Belize - Belize News - - Great Belize Productions - Belize Breaking News
Home » Economy, Featured, People & Places, Regional / International » Wife of Mexican President Visits Belize Bearing Gifts
Apr 18, 2023

Wife of Mexican President Visits Belize Bearing Gifts

Belize just recently welcomed and hosted the President of the Republic of China (Taiwan) Doctor Tsai Ing-Wen who was on a state visit to the Jewel and today, exactly two weeks after the president’s departure, the wife of the President of Mexico, Beatriz Gutiérrez Müller (Mew-ler) arrived in Belize bearing gifts. The visit from Müller comes almost a year after President Andrés Manuel López Obrador made an official visit to Belize and met with Prime Minister John Briceño and officials from the Ministry of Foreign Affairs. During that visit, agreements on trade, education, agriculture, infrastructure and transport were forged. Despite the huge population gap, Belize and Mexico share many similarities in history and culture and today, equipment and books were handed over as part of a project to preserve historic archives in Latin America and the Caribbean. News Five’s Duane Moody reports.


Duane Moody, Reporting

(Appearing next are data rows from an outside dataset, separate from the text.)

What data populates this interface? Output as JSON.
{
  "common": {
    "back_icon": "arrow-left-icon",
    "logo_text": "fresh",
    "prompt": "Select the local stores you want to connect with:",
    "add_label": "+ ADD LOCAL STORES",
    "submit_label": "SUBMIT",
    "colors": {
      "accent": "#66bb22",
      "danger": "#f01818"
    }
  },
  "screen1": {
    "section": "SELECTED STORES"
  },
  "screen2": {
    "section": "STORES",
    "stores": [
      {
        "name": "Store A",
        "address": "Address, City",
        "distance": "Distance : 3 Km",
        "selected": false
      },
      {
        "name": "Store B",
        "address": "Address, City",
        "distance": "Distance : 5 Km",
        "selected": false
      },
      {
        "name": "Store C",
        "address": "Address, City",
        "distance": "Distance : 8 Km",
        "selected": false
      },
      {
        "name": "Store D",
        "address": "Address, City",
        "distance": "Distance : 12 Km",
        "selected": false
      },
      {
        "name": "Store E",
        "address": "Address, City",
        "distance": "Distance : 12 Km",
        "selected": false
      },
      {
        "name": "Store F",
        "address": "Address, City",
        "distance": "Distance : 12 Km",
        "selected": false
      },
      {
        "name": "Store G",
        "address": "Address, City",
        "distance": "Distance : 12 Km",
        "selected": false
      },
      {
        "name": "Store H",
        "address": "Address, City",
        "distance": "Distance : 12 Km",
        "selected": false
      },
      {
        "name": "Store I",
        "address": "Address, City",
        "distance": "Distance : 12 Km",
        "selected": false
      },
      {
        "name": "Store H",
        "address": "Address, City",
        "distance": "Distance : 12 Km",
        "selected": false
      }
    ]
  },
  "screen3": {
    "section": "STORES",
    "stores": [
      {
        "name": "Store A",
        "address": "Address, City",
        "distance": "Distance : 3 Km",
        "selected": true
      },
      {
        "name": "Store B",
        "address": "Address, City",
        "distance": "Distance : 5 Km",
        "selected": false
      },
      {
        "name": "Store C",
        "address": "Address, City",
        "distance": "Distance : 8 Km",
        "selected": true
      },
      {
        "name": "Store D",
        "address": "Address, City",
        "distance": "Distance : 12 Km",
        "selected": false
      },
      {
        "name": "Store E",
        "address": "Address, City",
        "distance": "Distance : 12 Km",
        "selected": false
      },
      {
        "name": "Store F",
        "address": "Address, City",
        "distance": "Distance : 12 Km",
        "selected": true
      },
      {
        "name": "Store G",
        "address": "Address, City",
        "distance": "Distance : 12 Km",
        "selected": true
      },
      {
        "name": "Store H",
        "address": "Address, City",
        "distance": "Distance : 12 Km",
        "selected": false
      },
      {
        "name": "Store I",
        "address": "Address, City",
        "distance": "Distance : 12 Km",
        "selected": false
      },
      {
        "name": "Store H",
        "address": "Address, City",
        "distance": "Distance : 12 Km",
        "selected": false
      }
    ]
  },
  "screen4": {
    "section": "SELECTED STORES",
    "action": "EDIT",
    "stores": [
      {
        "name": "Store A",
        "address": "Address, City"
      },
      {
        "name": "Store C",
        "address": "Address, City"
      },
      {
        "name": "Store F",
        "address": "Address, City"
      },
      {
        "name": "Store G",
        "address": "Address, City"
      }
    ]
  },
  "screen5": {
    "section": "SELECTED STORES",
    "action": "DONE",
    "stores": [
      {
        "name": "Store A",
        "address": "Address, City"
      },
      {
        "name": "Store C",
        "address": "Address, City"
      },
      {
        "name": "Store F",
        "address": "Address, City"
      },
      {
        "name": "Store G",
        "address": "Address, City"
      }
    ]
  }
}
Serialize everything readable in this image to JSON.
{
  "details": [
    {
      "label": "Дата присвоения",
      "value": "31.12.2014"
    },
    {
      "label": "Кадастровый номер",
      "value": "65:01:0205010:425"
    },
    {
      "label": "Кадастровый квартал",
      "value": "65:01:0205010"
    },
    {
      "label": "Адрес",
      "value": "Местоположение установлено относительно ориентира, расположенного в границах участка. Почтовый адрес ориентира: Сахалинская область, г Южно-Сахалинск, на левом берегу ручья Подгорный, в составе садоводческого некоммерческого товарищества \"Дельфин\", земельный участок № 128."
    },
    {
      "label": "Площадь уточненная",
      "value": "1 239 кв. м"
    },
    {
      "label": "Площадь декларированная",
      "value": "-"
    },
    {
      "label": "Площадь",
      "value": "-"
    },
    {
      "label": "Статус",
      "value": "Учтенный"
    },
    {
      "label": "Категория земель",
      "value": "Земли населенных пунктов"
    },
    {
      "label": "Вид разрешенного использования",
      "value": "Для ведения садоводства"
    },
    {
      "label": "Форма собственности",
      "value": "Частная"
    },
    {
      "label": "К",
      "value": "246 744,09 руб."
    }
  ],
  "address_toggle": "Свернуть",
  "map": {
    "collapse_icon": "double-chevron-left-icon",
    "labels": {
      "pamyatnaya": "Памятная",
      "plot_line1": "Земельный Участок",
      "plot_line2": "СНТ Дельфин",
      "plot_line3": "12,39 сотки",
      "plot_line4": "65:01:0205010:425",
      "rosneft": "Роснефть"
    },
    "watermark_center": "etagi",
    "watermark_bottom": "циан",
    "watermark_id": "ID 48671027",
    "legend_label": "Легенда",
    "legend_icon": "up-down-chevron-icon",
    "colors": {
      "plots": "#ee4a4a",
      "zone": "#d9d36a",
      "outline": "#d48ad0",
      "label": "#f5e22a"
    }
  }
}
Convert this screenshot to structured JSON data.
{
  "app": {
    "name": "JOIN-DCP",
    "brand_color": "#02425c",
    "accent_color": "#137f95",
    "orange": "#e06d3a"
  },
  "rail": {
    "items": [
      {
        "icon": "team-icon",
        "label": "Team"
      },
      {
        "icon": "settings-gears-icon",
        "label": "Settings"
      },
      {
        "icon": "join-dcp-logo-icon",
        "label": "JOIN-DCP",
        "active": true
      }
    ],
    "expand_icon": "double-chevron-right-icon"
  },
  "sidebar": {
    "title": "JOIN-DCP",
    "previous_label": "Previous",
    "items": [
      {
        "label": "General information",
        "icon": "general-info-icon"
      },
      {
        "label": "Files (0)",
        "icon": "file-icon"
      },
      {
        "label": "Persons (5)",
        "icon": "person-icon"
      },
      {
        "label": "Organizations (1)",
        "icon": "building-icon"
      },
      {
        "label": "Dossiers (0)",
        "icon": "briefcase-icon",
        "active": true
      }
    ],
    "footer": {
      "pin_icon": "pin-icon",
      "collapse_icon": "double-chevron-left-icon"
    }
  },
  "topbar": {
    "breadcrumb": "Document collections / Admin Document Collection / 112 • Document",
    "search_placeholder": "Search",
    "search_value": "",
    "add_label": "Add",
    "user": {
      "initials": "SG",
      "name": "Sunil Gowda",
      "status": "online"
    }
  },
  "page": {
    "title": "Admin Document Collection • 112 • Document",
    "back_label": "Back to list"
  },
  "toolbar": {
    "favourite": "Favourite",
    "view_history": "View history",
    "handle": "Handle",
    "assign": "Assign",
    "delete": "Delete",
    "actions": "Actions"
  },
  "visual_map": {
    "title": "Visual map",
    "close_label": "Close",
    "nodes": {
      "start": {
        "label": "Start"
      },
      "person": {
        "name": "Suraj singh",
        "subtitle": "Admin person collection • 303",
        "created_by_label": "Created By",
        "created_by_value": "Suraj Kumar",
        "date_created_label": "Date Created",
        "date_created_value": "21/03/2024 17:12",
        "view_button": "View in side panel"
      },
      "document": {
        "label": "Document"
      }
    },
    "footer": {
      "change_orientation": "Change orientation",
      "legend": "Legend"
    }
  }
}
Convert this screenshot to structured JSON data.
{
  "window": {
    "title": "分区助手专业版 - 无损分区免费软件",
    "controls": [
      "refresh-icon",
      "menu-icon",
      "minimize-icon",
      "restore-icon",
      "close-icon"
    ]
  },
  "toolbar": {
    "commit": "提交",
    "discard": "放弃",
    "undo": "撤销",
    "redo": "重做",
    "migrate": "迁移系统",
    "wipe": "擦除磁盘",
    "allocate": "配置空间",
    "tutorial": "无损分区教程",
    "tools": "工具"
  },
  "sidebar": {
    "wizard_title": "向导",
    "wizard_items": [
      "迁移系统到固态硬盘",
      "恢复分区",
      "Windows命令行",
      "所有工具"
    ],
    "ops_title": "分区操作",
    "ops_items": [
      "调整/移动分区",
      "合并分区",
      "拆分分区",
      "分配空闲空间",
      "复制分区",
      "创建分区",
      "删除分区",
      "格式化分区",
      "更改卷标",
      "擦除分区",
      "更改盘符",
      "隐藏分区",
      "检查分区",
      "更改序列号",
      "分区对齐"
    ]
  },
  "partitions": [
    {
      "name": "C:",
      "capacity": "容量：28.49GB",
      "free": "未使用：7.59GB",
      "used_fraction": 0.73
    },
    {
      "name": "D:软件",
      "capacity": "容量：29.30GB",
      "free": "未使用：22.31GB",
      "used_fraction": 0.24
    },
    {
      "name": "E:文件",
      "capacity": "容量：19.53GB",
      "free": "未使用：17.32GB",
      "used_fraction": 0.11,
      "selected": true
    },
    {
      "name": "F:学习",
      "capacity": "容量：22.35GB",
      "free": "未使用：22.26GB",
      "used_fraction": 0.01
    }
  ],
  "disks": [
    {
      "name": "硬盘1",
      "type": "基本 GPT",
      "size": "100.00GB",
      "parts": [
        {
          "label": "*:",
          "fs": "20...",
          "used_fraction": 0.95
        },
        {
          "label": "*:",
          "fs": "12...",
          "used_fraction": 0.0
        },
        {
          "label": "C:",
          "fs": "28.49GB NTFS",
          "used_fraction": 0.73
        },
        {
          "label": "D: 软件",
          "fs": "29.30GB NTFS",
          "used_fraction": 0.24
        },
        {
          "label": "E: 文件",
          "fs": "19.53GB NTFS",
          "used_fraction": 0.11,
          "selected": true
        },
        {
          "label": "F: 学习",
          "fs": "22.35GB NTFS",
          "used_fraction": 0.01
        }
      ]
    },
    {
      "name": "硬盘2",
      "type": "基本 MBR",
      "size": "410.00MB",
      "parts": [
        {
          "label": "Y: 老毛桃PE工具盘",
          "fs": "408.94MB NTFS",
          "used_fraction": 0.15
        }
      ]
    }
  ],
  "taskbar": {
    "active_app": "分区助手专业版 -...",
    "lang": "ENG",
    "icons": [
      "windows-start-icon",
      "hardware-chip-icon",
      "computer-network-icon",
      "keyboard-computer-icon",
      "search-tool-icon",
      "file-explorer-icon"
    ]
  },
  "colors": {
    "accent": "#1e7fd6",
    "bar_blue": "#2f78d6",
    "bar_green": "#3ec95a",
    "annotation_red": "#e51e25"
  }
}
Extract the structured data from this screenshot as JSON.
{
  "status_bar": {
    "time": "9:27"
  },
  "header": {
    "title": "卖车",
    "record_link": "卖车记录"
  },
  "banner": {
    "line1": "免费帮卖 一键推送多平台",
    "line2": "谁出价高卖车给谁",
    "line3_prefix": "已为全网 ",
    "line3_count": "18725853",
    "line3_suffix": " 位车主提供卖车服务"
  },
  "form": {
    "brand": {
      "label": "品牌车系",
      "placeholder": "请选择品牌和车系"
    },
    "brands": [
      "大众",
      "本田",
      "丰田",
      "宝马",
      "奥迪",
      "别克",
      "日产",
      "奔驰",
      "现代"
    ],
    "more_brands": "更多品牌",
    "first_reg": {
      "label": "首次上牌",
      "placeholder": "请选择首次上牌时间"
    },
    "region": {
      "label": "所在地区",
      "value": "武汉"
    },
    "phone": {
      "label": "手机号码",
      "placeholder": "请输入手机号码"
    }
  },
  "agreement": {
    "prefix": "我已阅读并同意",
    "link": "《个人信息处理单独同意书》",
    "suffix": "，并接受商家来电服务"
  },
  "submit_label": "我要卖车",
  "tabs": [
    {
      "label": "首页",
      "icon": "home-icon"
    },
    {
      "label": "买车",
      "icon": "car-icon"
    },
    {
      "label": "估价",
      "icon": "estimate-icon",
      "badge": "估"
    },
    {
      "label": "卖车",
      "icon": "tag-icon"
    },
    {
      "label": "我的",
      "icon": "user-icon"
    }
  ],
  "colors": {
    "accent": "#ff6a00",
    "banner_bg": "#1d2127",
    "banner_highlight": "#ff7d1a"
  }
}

Traffic was blocked off for miles as a motorcade from the Philip Goldson International Airport escorted Beatriz Gutiérrez Müller to the House of Culture in Belize City. Müller is the wife of Mexico’s President Andrés Manuel López Obrador. It’s a country with whom Belize shares diplomatic relations and agreements in trade, agriculture, cultural exchanges and more.  But her visit today was to deliver a Bookeye 5 Overhead Book Scanner and books to the country of Belize. During a ceremony today, a letter of intent was signed between both countries.


Beatriz Gutiérrez Müller

Dr. Beatriz Gutiérrez Müller, Wife of the President of Mexico

“The best relations we have to have is with our neighbours and we have three at least – United States of America, Guatemala and Belize. But the rest of the Caribbean and the South American countries are also our friends.  We belong to a community that has similar history. Historical events are very important in our shared history – the native ones and those who came to America to conquest, to live, even to spoil. So the heritage we have in this continent is very long. La Cultura Maya developed from the Gulf of Mexico to panama so we have in common the same history of our native ancestors and of course the immigration that has to deal with the opportunities of job. For example in Mexico, mining, exportation and many other reasons that all the people decided to travel and establish in Mexico and also in Belize and that’s our common history. History is not only a social discipline. History is a teacher; don’t forget that.”


The visit serves to reinforce over four decades of relations between Belize and Mexico. But the handing over is a first step for Belize in the Recovery of Historical Records in Latin America and the Caribbean Project. Wife of the Prime Minister of Belize Rossana Briceño says that historic preservation is critical for Belize’s development as a people.


Rossana Briceño

Rossana Briceño, Wife of the Prime Minister of Belize

“Even though this is a very short visit, it is a significant one. Historic preservation is a deep and meaningful conversation about our past which in turn influences key aspects of our future. It is an opportunity for future generations to understand and appreciate the significant events, people and stories that shape Belize’s history. Staff at the National Institute of Culture and History, the Belize Archives and Records Service, the National Library Service and the Museum of Belize are tasked with responding to the significant question: what is important in our history? They grapple with decisions about ensuring that important parts of our parts are preserved for the future.”


C.E.O. in the Ministry of Education, Culture, Science and Technology, Dian Maheia says that the project recognises the importance of protecting and preserving Belize’s textual history and culture.


Dian Maheia

Dian Maheia, C.E.O., Ministry of Culture

“A gift like the scanner is going to go a long way. The archives has so many documents, documents from the 1800’s that need to be scanned and properly preserved. A donation like this is well over thirty thousand dollars for the machine itself. To have the training, the technical capacity building that goes along with it is really important. Just now, our museum of Belize has five projects that they can think about that they need a scanner for right off the bat. So the areas of our Ministry of Culture will definitely need to be working together here and yes it is going to be difficult to share a scanner, but this is a scanner that we didn’t have before. So we are grateful for this and we now have on our – not our wish list, but our things to do list for this year is to get another one.”


During today’s handing over ceremony, there was also a musical presentation by a mariachi band from Mexico.


Dian Maheia

“I think that the mariachis were really symbolic because that was the exclamation point to why we have to recognise history, why we have to preserve history and why we recognise culture.”


Duane Moody for News Five.

Viewers please note: This Internet newscast is a verbatim transcript of our evening television newscast. Where speakers use Kriol, we attempt to faithfully reproduce the quotes using a standard spelling system.

Advertise Here

Comments are closed